It usually comes at the worst possible time and often in the dark. It numbs us and makes us feel alone, isolated, and empty. Like a thief, it steals our joy, our hope, and even our faith.
Its name is fear.
We live in a fallen world, far from Eden and even farther from Heaven. We work, we struggle, we do our very best – but sometimes it’s not enough. The bills can’t be paid, employment can’t be found, but our families still depend on us. The pressure mounts, worry turns into anxiety, and anxiety turns into fear. We can feel the hot breath of Satan on our necks and on the necks of our loved ones. What are we, as Christians, to do?
Fear does serve a purpose. When facing a physically dangerous situation or a moment in time when fight or flight can literally save our lives, it is an important part of what makes us human. But what about the fear, especially the fear of the future, that paralyzes us and takes away our will to go on, even though many need us and depend on us?
We are not the first people in history to be afraid. However, our fears in America in the 21st Century are very different from mankind’s fears two thousand years ago or even just two hundred years ago. Most diseases are now under control, and giving birth no longer presents a mortal risk to most mothers, but we have become dependent on the industrial and technological world around us. We no longer grow our own food, we no longer build our own homes, and most families no longer include inter-generational members who can count on the others and be counted on themselves. It is, in the words of Charles Dickens, “the best of times – and the worst of times.”
The Word of God contains many reasons for not being afraid:
“My help comes from the Lord, who made heaven and earth! … The Lord himself watches over you! … The Lord keeps you from all harm and watches over your life. The Lord keeps watch over you as you come and go, both now and forever.” – Psalm 121:2, 5, 7-8
But how do we cling to these truths when fear is so real and help seems so far away? The Word of God again comes to our rescue with two specific ways we can fight back against fear – and win.
Two ways to fight back – and win
As the Son of God, Jesus understands that most of our fear is focused on the unknown and that much of it is focused on the future. For these reasons, Jesus tells us, “Seek the Kingdom of God above all else, and live righteously, and your heavenly Father will give you everything you need. Don’t worry about tomorrow, for tomorrow will bring its own worries. Today’s trouble is enough for today.” (Matthew 6:33-34)
From these few words, we can discern how Jesus wants us to fight back against our fears: focus on God, and focus on today.
Focus on God
First, focus on God.
I know how simple this may seem, but I also know how hard it is to do. When we stop focusing on ourselves and the problems at hand, we free ourselves to focus on God – and then to trust – and then to overcome. Focusing on God comes by way of such actions as reading and meditating on His Word, praying, praising Him, and worshiping Him. See God for who He is and what He does, and then lean on Him. If necessary, let Him carry you. Focus on God, and watch the fear begin to fade.
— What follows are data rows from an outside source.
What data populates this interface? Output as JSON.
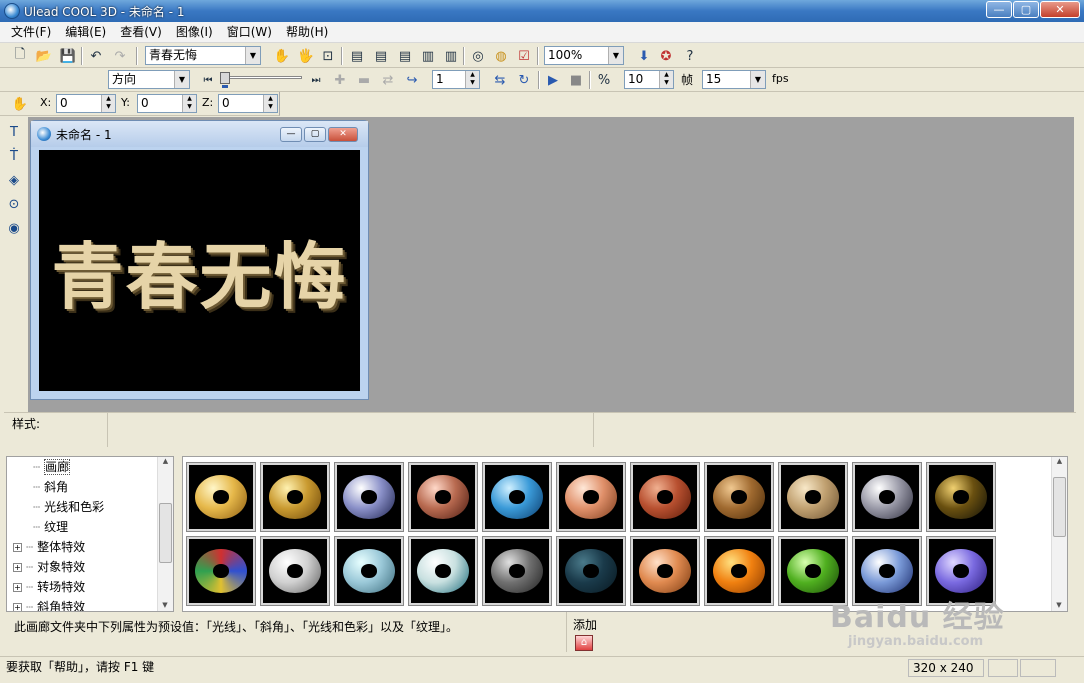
{
  "app": {
    "title": "Ulead COOL 3D - 未命名 - 1",
    "caption_buttons": [
      "—",
      "▢",
      "✕"
    ]
  },
  "menu": [
    "文件(F)",
    "编辑(E)",
    "查看(V)",
    "图像(I)",
    "窗口(W)",
    "帮助(H)"
  ],
  "toolbar1": {
    "text_combo": "青春无悔",
    "zoom_combo": "100%"
  },
  "toolbar2": {
    "direction_combo": "方向",
    "frame_value": "1",
    "frames_total": "10",
    "frame_label": "帧",
    "fps_value": "15",
    "fps_label": "fps"
  },
  "toolbar3": {
    "x_label": "X:",
    "x_value": "0",
    "y_label": "Y:",
    "y_value": "0",
    "z_label": "Z:",
    "z_value": "0"
  },
  "document": {
    "title": "未命名 - 1",
    "canvas_text": "青春无悔",
    "canvas_text_color": "#e6d4a8",
    "canvas_background": "#000000"
  },
  "style_panel": {
    "label": "样式:"
  },
  "tree": {
    "items": [
      {
        "label": "画廊",
        "expander": "",
        "selected": true
      },
      {
        "label": "斜角",
        "expander": "",
        "selected": false
      },
      {
        "label": "光线和色彩",
        "expander": "",
        "selected": false
      },
      {
        "label": "纹理",
        "expander": "",
        "selected": false
      },
      {
        "label": "整体特效",
        "expander": "+",
        "selected": false
      },
      {
        "label": "对象特效",
        "expander": "+",
        "selected": false
      },
      {
        "label": "转场特效",
        "expander": "+",
        "selected": false
      },
      {
        "label": "斜角特效",
        "expander": "+",
        "selected": false
      }
    ]
  },
  "gallery": {
    "thumbnails": [
      {
        "name": "gold"
      },
      {
        "name": "gold-ring"
      },
      {
        "name": "silver-blue"
      },
      {
        "name": "copper"
      },
      {
        "name": "blue-ice"
      },
      {
        "name": "peach"
      },
      {
        "name": "red-stone"
      },
      {
        "name": "brown-pattern"
      },
      {
        "name": "tan-mosaic"
      },
      {
        "name": "gray-camo"
      },
      {
        "name": "black-gold"
      },
      {
        "name": "stained-glass"
      },
      {
        "name": "white-metal"
      },
      {
        "name": "glass-blue"
      },
      {
        "name": "white-teal"
      },
      {
        "name": "gray-dots"
      },
      {
        "name": "dark-teal"
      },
      {
        "name": "orange-peach"
      },
      {
        "name": "orange-bright"
      },
      {
        "name": "green"
      },
      {
        "name": "blue-silver"
      },
      {
        "name": "violet"
      }
    ]
  },
  "description": {
    "text": "此画廊文件夹中下列属性为预设值：「光线」、「斜角」、「光线和色彩」以及「纹理」。",
    "add_label": "添加"
  },
  "statusbar": {
    "text": "要获取「帮助」，请按 F1 键",
    "size": "320 x 240"
  },
  "watermark": {
    "line1": "Baidu 经验",
    "line2": "jingyan.baidu.com"
  }
}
Focus on today
Second, focus on today.
Yes, we must plan for tomorrow, and we need to be ready if known problems become real threats, but the reality is that we live in the present, that is, today. Worries about the past, or fears about the future, do nothing but empty today of its God-given joy and peace. If we are to overcome our fears and live as God wants us to live, then we must focus on today.
In the end, fear is all about focus. This is why fear so often attacks in the darkness of the night or the darkness of the soul when we feel alone and helpless. Fear wants you to focus on yourself and your future in this world. God, on the other hand, wants you to focus on Him and your future in His arms. Pray, praise Him, worship Him, thank Him, and trust Him. In the end, everything will be okay – because God will not fail you or forsake you.
-- Dr. John Morris